> _Exercise brief_
In the records below, find each line containing the word "name" and copy it.

> _Listed records_
--------

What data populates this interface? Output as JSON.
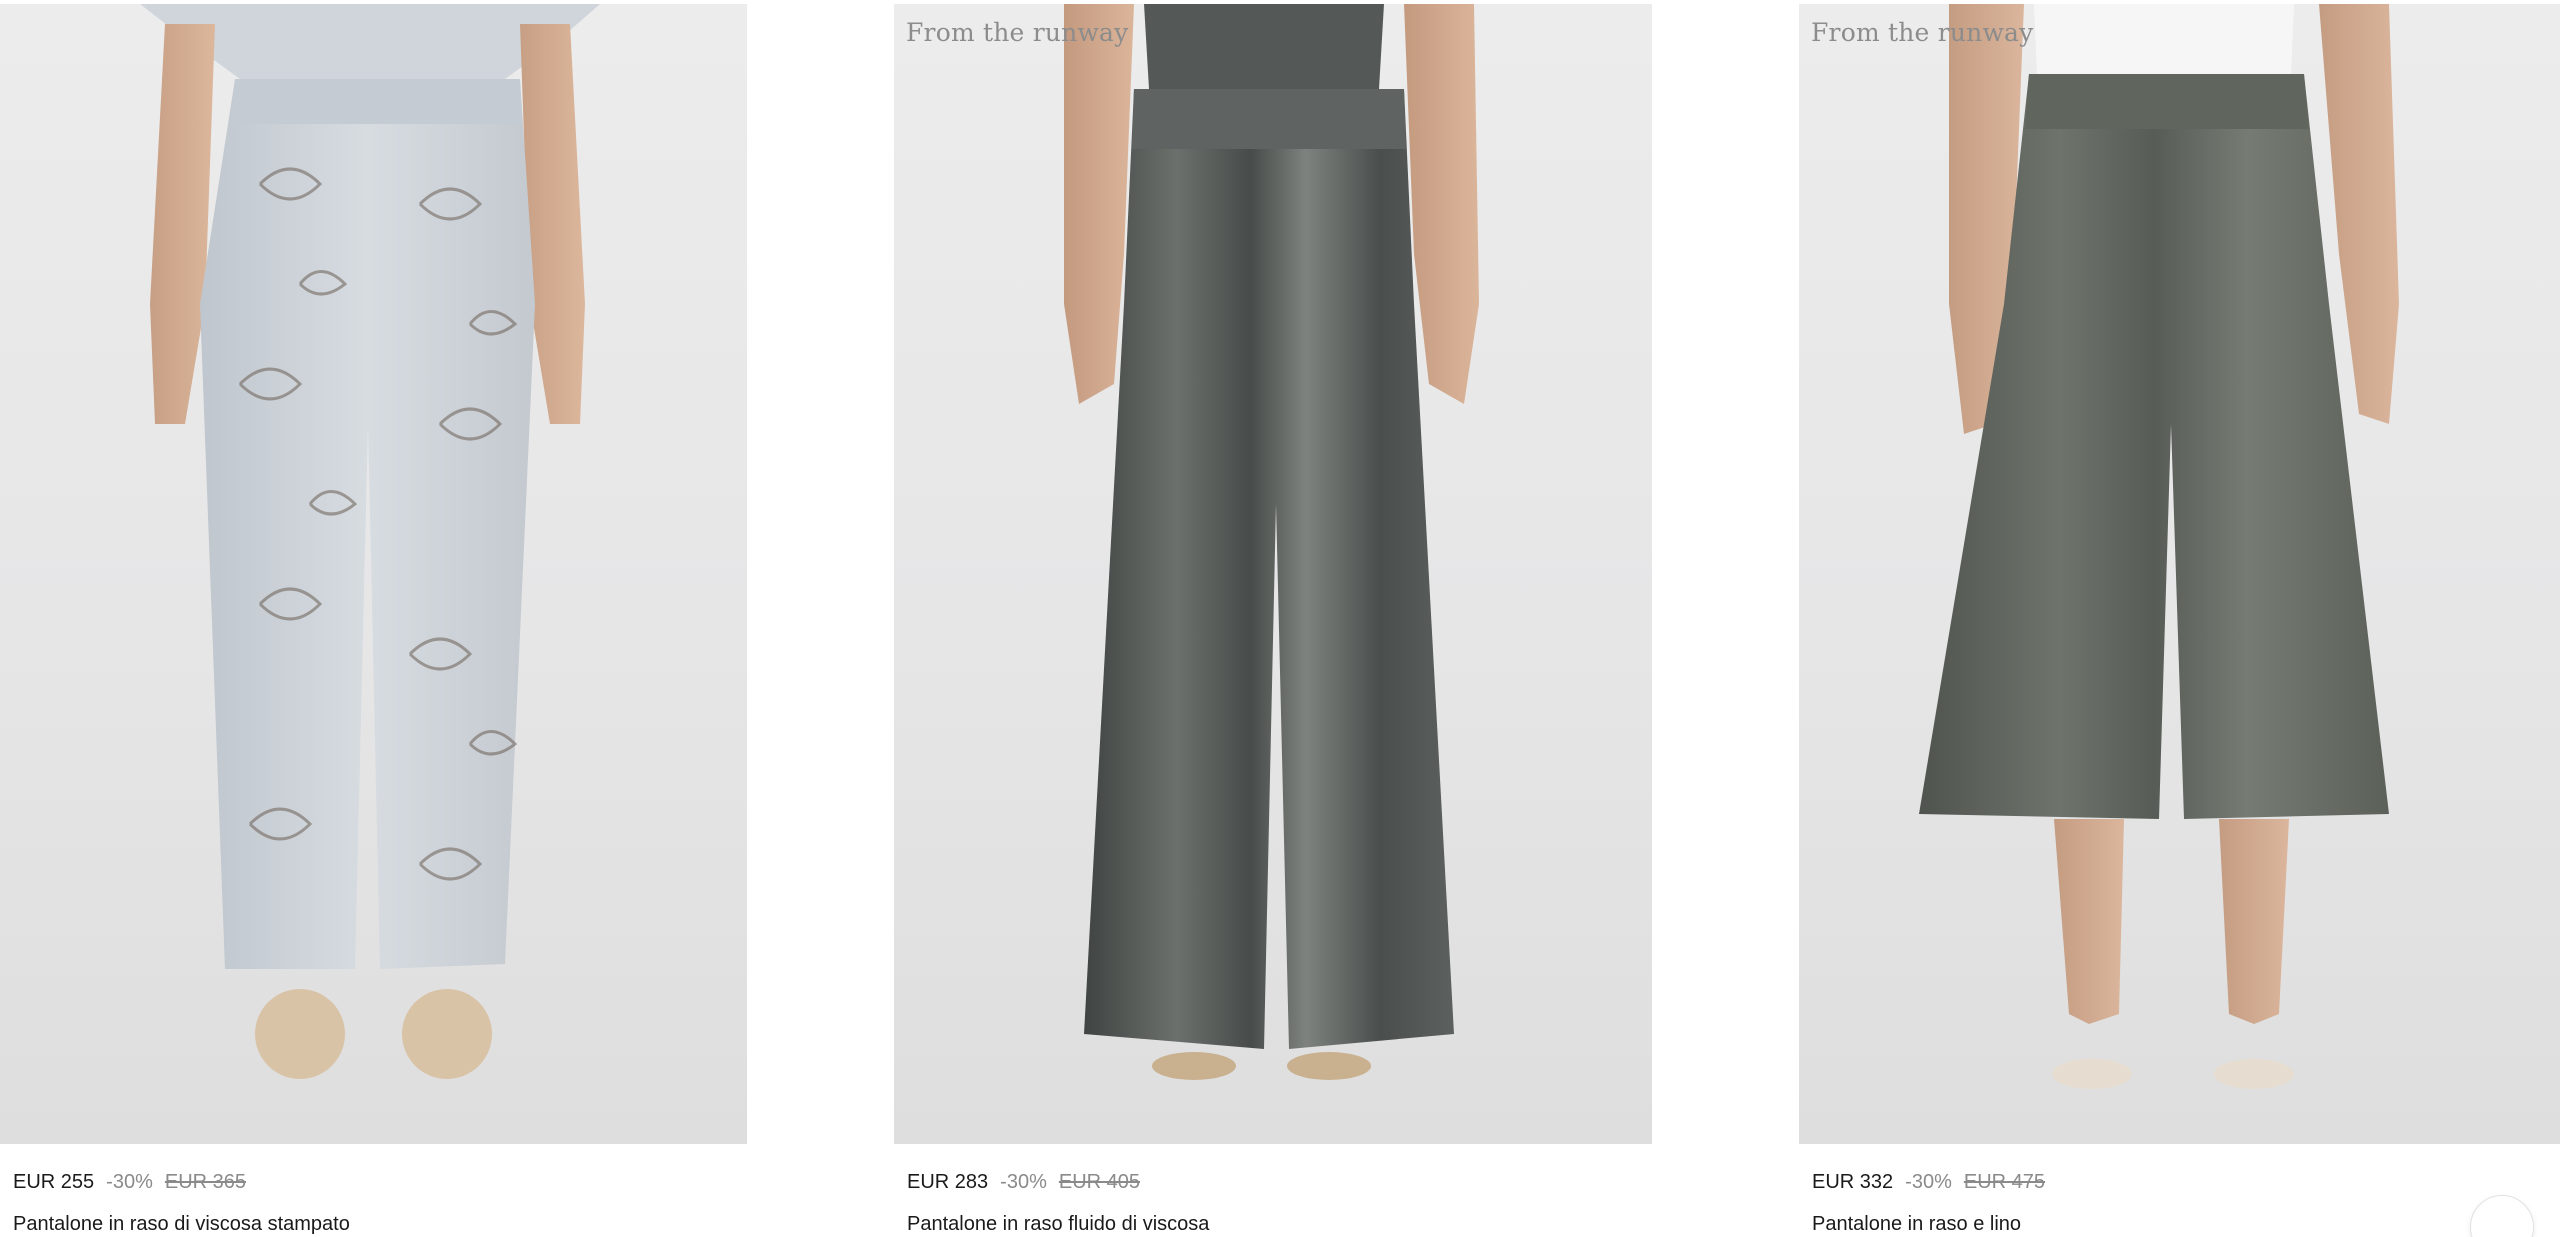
{
  "products": [
    {
      "badge": "",
      "price": "EUR 255",
      "discount": "-30%",
      "old_price": "EUR 365",
      "name": "Pantalone in raso di viscosa stampato",
      "colors": {
        "fabric": "#c9cfd6",
        "pattern": "#6b5f55"
      }
    },
    {
      "badge": "From the runway",
      "price": "EUR 283",
      "discount": "-30%",
      "old_price": "EUR 405",
      "name": "Pantalone in raso fluido di viscosa",
      "colors": {
        "fabric": "#4c504e",
        "highlight": "#8e928f"
      }
    },
    {
      "badge": "From the runway",
      "price": "EUR 332",
      "discount": "-30%",
      "old_price": "EUR 475",
      "name": "Pantalone in raso e lino",
      "colors": {
        "fabric": "#5a5f59",
        "highlight": "#7d827b"
      }
    }
  ],
  "icons": {
    "scroll_button": "circle-button-icon"
  }
}
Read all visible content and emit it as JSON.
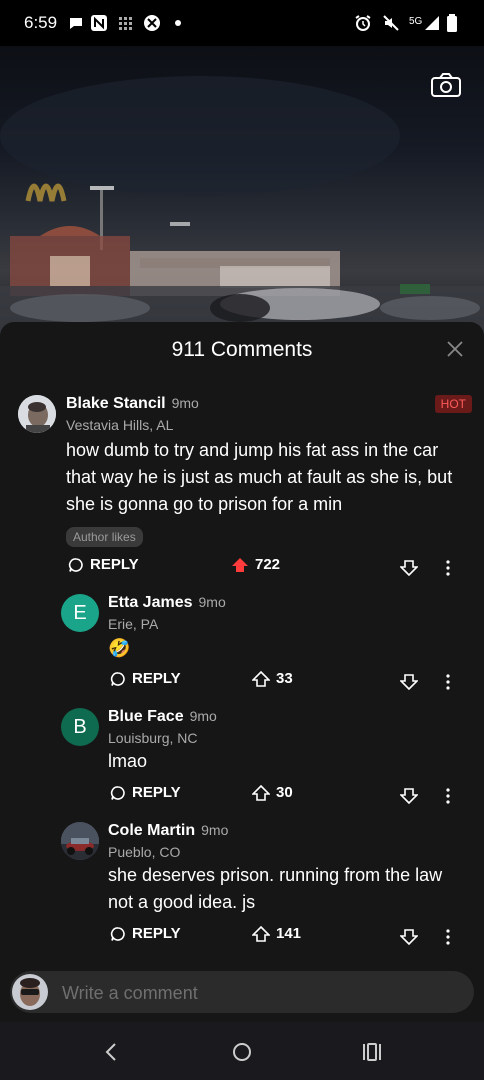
{
  "status": {
    "time": "6:59",
    "network": "5G"
  },
  "panel": {
    "title": "911 Comments",
    "close_icon": "close-icon"
  },
  "comments": [
    {
      "name": "Blake Stancil",
      "time": "9mo",
      "location": "Vestavia Hills, AL",
      "badge": "HOT",
      "text": "how dumb to try and jump his fat ass in the car that way he is just as much at fault as she is, but she is gonna go to prison for a min",
      "author_likes": "Author likes",
      "reply_label": "REPLY",
      "votes": "722",
      "upvoted": true
    },
    {
      "name": "Etta James",
      "time": "9mo",
      "location": "Erie, PA",
      "initial": "E",
      "avatar_color": "#1aa58a",
      "text": "🤣",
      "reply_label": "REPLY",
      "votes": "33"
    },
    {
      "name": "Blue Face",
      "time": "9mo",
      "location": "Louisburg, NC",
      "initial": "B",
      "avatar_color": "#0f6b4f",
      "text": "lmao",
      "reply_label": "REPLY",
      "votes": "30"
    },
    {
      "name": "Cole Martin",
      "time": "9mo",
      "location": "Pueblo, CO",
      "text": "she deserves prison. running from the law not a good idea. js",
      "reply_label": "REPLY",
      "votes": "141"
    }
  ],
  "composer": {
    "placeholder": "Write a comment"
  },
  "colors": {
    "upvote_active": "#ff3b3b",
    "panel_bg": "#161616",
    "hot_badge": "#6b1a1a"
  }
}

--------

> _Written response_
      "name": "Pantalone in raso di viscosa stampato",
      "name": "Pantalone in raso fluido di viscosa",
      "name": "Pantalone in raso e lino",
      "name": "Blake Stancil",
      "name": "Etta James",
      "name": "Blue Face",
      "name": "Cole Martin",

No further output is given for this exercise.